**Required action**:
The records below must be output exactly, with no images carried over.

::::::

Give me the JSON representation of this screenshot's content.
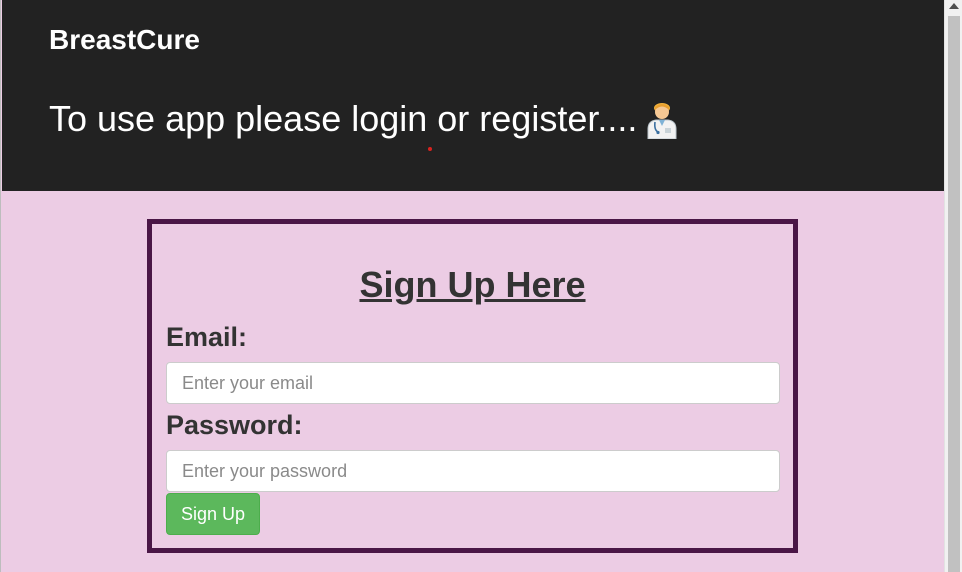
{
  "header": {
    "brand": "BreastCure",
    "prompt": "To use app please login or register....",
    "prompt_icon": "doctor-emoji-icon"
  },
  "signup": {
    "title": "Sign Up Here",
    "email_label": "Email:",
    "email_placeholder": "Enter your email",
    "email_value": "",
    "password_label": "Password:",
    "password_placeholder": "Enter your password",
    "password_value": "",
    "submit_label": "Sign Up"
  },
  "colors": {
    "header_bg": "#222222",
    "page_bg": "#eccce4",
    "card_border": "#4a1646",
    "button_bg": "#5cb85c"
  }
}
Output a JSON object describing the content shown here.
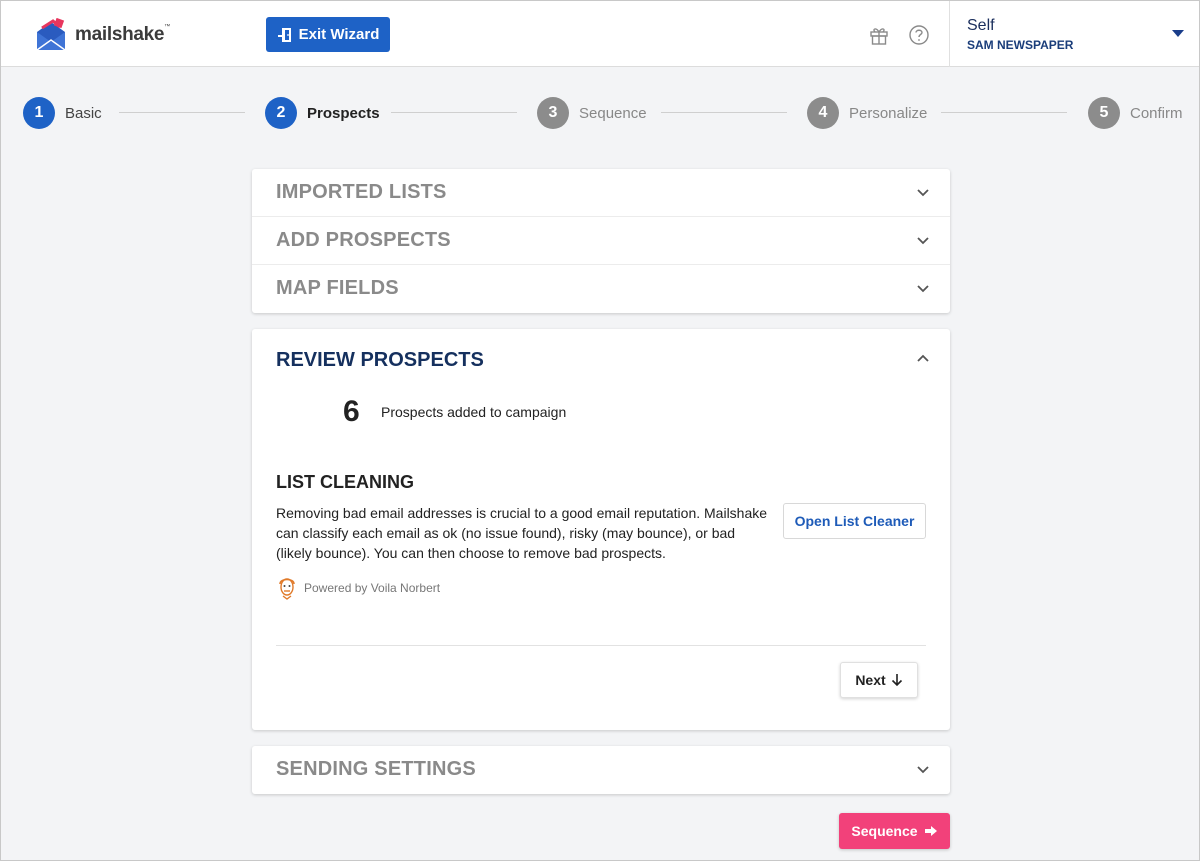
{
  "header": {
    "logo_text": "mailshake",
    "logo_tm": "™",
    "exit_label": "Exit Wizard",
    "account_name": "Self",
    "account_org": "SAM NEWSPAPER",
    "icons": [
      "gift-icon",
      "help-icon",
      "caret-down-icon"
    ]
  },
  "stepper": {
    "steps": [
      {
        "num": "1",
        "label": "Basic",
        "state": "done"
      },
      {
        "num": "2",
        "label": "Prospects",
        "state": "current"
      },
      {
        "num": "3",
        "label": "Sequence",
        "state": "upcoming"
      },
      {
        "num": "4",
        "label": "Personalize",
        "state": "upcoming"
      },
      {
        "num": "5",
        "label": "Confirm",
        "state": "upcoming"
      }
    ]
  },
  "sections": {
    "imported_lists": "IMPORTED LISTS",
    "add_prospects": "ADD PROSPECTS",
    "map_fields": "MAP FIELDS",
    "sending_settings": "SENDING SETTINGS"
  },
  "review": {
    "title": "REVIEW PROSPECTS",
    "count": "6",
    "count_label": "Prospects added to campaign",
    "list_cleaning_title": "LIST CLEANING",
    "list_cleaning_desc": "Removing bad email addresses is crucial to a good email reputation. Mailshake can classify each email as ok (no issue found), risky (may bounce), or bad (likely bounce). You can then choose to remove bad prospects.",
    "open_cleaner_label": "Open List Cleaner",
    "powered_by": "Powered by Voila Norbert",
    "next_label": "Next"
  },
  "footer": {
    "sequence_label": "Sequence"
  },
  "colors": {
    "primary": "#1e62c6",
    "accent": "#f2417a",
    "heading": "#15305e",
    "inactive": "#8c8c8c"
  }
}
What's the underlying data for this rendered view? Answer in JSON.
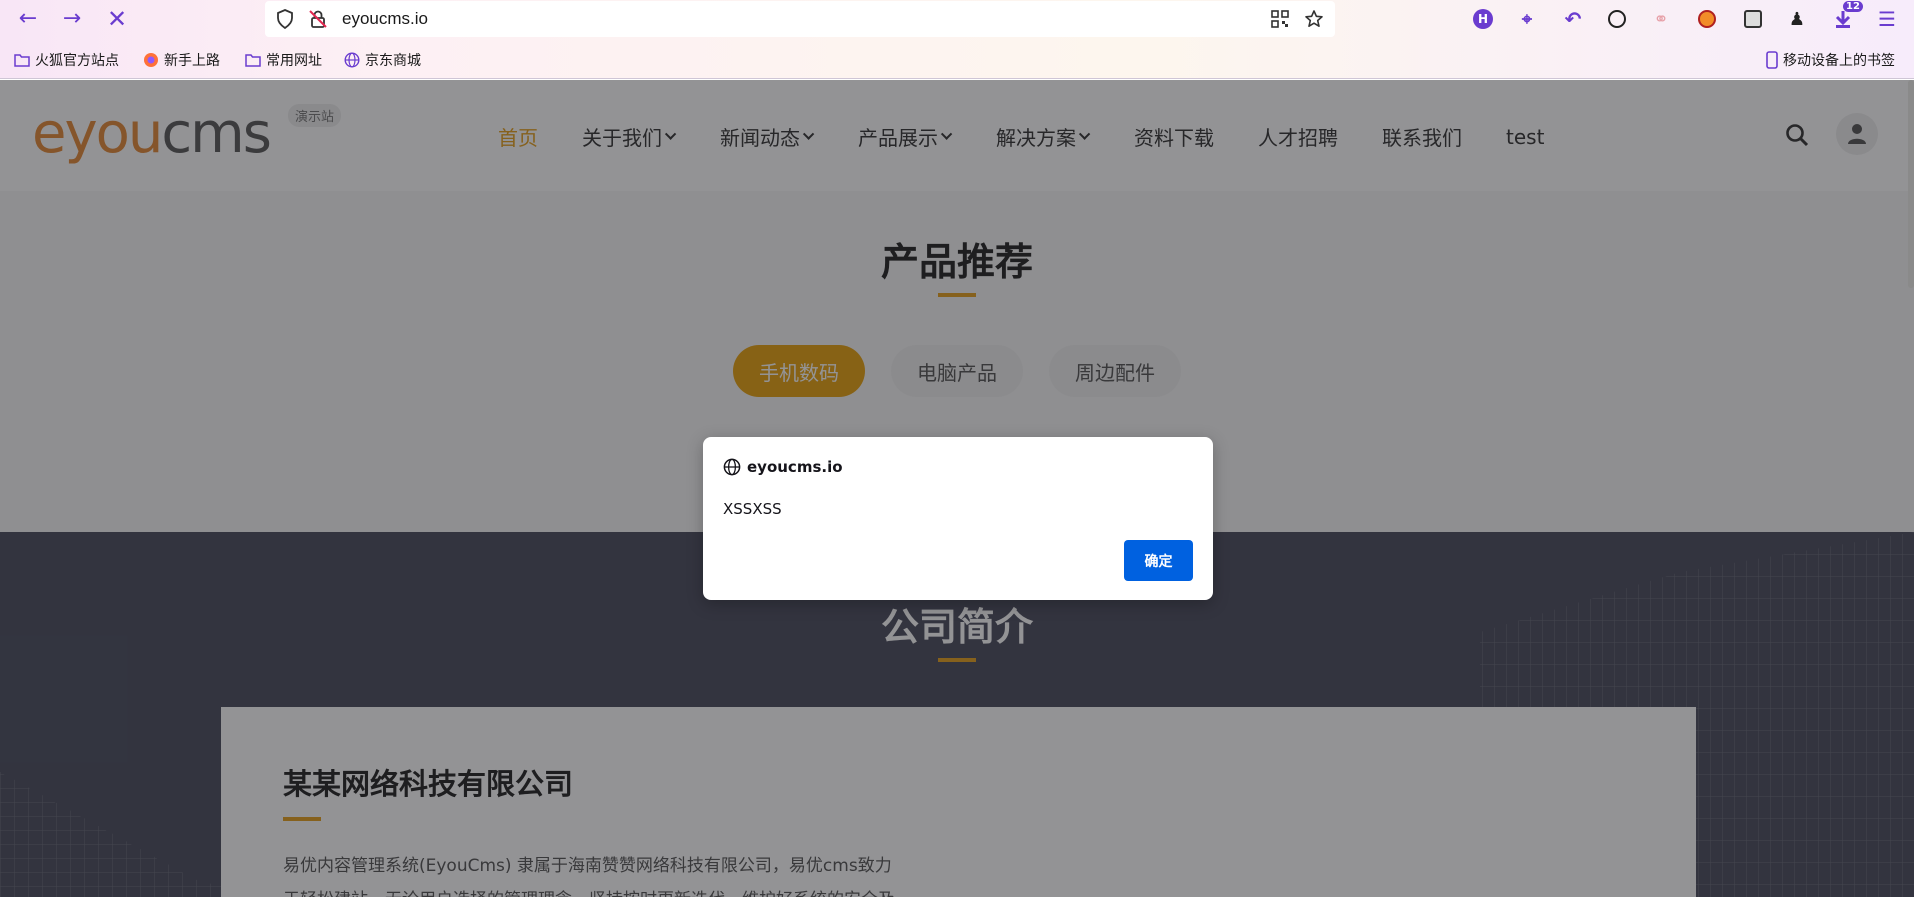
{
  "browser": {
    "url": "eyoucms.io",
    "bookmarks": [
      "火狐官方站点",
      "新手上路",
      "常用网址",
      "京东商城"
    ],
    "mobile_bookmarks": "移动设备上的书签",
    "download_count": "12",
    "accent_color": "#6a3ccf"
  },
  "site": {
    "logo": {
      "e": "e",
      "you": "you",
      "cms": "cms"
    },
    "demo_badge": "演示站",
    "nav": [
      {
        "label": "首页",
        "active": true
      },
      {
        "label": "关于我们",
        "dropdown": true
      },
      {
        "label": "新闻动态",
        "dropdown": true
      },
      {
        "label": "产品展示",
        "dropdown": true
      },
      {
        "label": "解决方案",
        "dropdown": true
      },
      {
        "label": "资料下载"
      },
      {
        "label": "人才招聘"
      },
      {
        "label": "联系我们"
      },
      {
        "label": "test"
      }
    ],
    "products": {
      "title": "产品推荐",
      "tabs": [
        "手机数码",
        "电脑产品",
        "周边配件"
      ]
    },
    "company": {
      "title": "公司简介",
      "name": "某某网络科技有限公司",
      "desc": "易优内容管理系统(EyouCms) 隶属于海南赞赞网络科技有限公司，易优cms致力于轻松建站，无论用户选择的管理理念，坚持按时更新迭代，维护好系统的安全及"
    },
    "brand_color": "#e6a01d"
  },
  "dialog": {
    "origin": "eyoucms.io",
    "message": "XSSXSS",
    "ok_label": "确定"
  }
}
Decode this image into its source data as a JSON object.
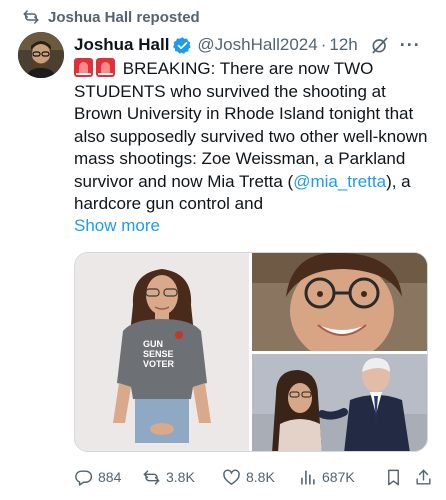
{
  "repost_banner": {
    "label": "Joshua Hall reposted",
    "icon": "repost-icon"
  },
  "author": {
    "name": "Joshua Hall",
    "handle": "@JoshHall2024",
    "separator": "·",
    "time": "12h",
    "verified_color": "#1d9bf0"
  },
  "tweet": {
    "text_part1": "BREAKING: There are now TWO STUDENTS who survived the shooting at Brown University in Rhode Island tonight that also supposedly survived two other well-known mass shootings: Zoe Weissman, a Parkland survivor and now Mia Tretta (",
    "mention": "@mia_tretta",
    "text_part2": "), a hardcore gun control and",
    "show_more": "Show more",
    "emoji": "siren-emoji"
  },
  "media": {
    "shirt_text_line1": "GUN",
    "shirt_text_line2": "SENSE",
    "shirt_text_line3": "VOTER"
  },
  "actions": {
    "replies": "884",
    "reposts": "3.8K",
    "likes": "8.8K",
    "views": "687K"
  },
  "colors": {
    "accent": "#1d9bf0",
    "muted": "#536471",
    "text": "#0f1419"
  }
}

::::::

**Reply to the task**:
Give me the JSON representation of this screenshot's content.
{
  "header": {
    "brand": "BreastCure",
    "prompt": "To use app please login or register....",
    "prompt_icon": "doctor-emoji-icon"
  },
  "signup": {
    "title": "Sign Up Here",
    "email_label": "Email:",
    "email_placeholder": "Enter your email",
    "email_value": "",
    "password_label": "Password:",
    "password_placeholder": "Enter your password",
    "password_value": "",
    "submit_label": "Sign Up"
  },
  "colors": {
    "header_bg": "#222222",
    "page_bg": "#eccce4",
    "card_border": "#4a1646",
    "button_bg": "#5cb85c"
  }
}
Output a JSON object describing the content shown here.
{
  "header": {
    "logo_text": "mailshake",
    "logo_tm": "™",
    "exit_label": "Exit Wizard",
    "account_name": "Self",
    "account_org": "SAM NEWSPAPER",
    "icons": [
      "gift-icon",
      "help-icon",
      "caret-down-icon"
    ]
  },
  "stepper": {
    "steps": [
      {
        "num": "1",
        "label": "Basic",
        "state": "done"
      },
      {
        "num": "2",
        "label": "Prospects",
        "state": "current"
      },
      {
        "num": "3",
        "label": "Sequence",
        "state": "upcoming"
      },
      {
        "num": "4",
        "label": "Personalize",
        "state": "upcoming"
      },
      {
        "num": "5",
        "label": "Confirm",
        "state": "upcoming"
      }
    ]
  },
  "sections": {
    "imported_lists": "IMPORTED LISTS",
    "add_prospects": "ADD PROSPECTS",
    "map_fields": "MAP FIELDS",
    "sending_settings": "SENDING SETTINGS"
  },
  "review": {
    "title": "REVIEW PROSPECTS",
    "count": "6",
    "count_label": "Prospects added to campaign",
    "list_cleaning_title": "LIST CLEANING",
    "list_cleaning_desc": "Removing bad email addresses is crucial to a good email reputation. Mailshake can classify each email as ok (no issue found), risky (may bounce), or bad (likely bounce). You can then choose to remove bad prospects.",
    "open_cleaner_label": "Open List Cleaner",
    "powered_by": "Powered by Voila Norbert",
    "next_label": "Next"
  },
  "footer": {
    "sequence_label": "Sequence"
  },
  "colors": {
    "primary": "#1e62c6",
    "accent": "#f2417a",
    "heading": "#15305e",
    "inactive": "#8c8c8c"
  }
}
What's the underlying data for this rendered view? Answer in JSON.
{
  "browser": {
    "url": "eyoucms.io",
    "bookmarks": [
      "火狐官方站点",
      "新手上路",
      "常用网址",
      "京东商城"
    ],
    "mobile_bookmarks": "移动设备上的书签",
    "download_count": "12",
    "accent_color": "#6a3ccf"
  },
  "site": {
    "logo": {
      "e": "e",
      "you": "you",
      "cms": "cms"
    },
    "demo_badge": "演示站",
    "nav": [
      {
        "label": "首页",
        "active": true
      },
      {
        "label": "关于我们",
        "dropdown": true
      },
      {
        "label": "新闻动态",
        "dropdown": true
      },
      {
        "label": "产品展示",
        "dropdown": true
      },
      {
        "label": "解决方案",
        "dropdown": true
      },
      {
        "label": "资料下载"
      },
      {
        "label": "人才招聘"
      },
      {
        "label": "联系我们"
      },
      {
        "label": "test"
      }
    ],
    "products": {
      "title": "产品推荐",
      "tabs": [
        "手机数码",
        "电脑产品",
        "周边配件"
      ]
    },
    "company": {
      "title": "公司简介",
      "name": "某某网络科技有限公司",
      "desc": "易优内容管理系统(EyouCms) 隶属于海南赞赞网络科技有限公司，易优cms致力于轻松建站，无论用户选择的管理理念，坚持按时更新迭代，维护好系统的安全及"
    },
    "brand_color": "#e6a01d"
  },
  "dialog": {
    "origin": "eyoucms.io",
    "message": "XSSXSS",
    "ok_label": "确定"
  }
}
Decode this image into its source data as a JSON object.
{
  "repost_banner": {
    "label": "Joshua Hall reposted",
    "icon": "repost-icon"
  },
  "author": {
    "name": "Joshua Hall",
    "handle": "@JoshHall2024",
    "separator": "·",
    "time": "12h",
    "verified_color": "#1d9bf0"
  },
  "tweet": {
    "text_part1": "BREAKING: There are now TWO STUDENTS who survived the shooting at Brown University in Rhode Island tonight that also supposedly survived two other well-known mass shootings: Zoe Weissman, a Parkland survivor and now Mia Tretta (",
    "mention": "@mia_tretta",
    "text_part2": "), a hardcore gun control and",
    "show_more": "Show more",
    "emoji": "siren-emoji"
  },
  "media": {
    "shirt_text_line1": "GUN",
    "shirt_text_line2": "SENSE",
    "shirt_text_line3": "VOTER"
  },
  "actions": {
    "replies": "884",
    "reposts": "3.8K",
    "likes": "8.8K",
    "views": "687K"
  },
  "colors": {
    "accent": "#1d9bf0",
    "muted": "#536471",
    "text": "#0f1419"
  }
}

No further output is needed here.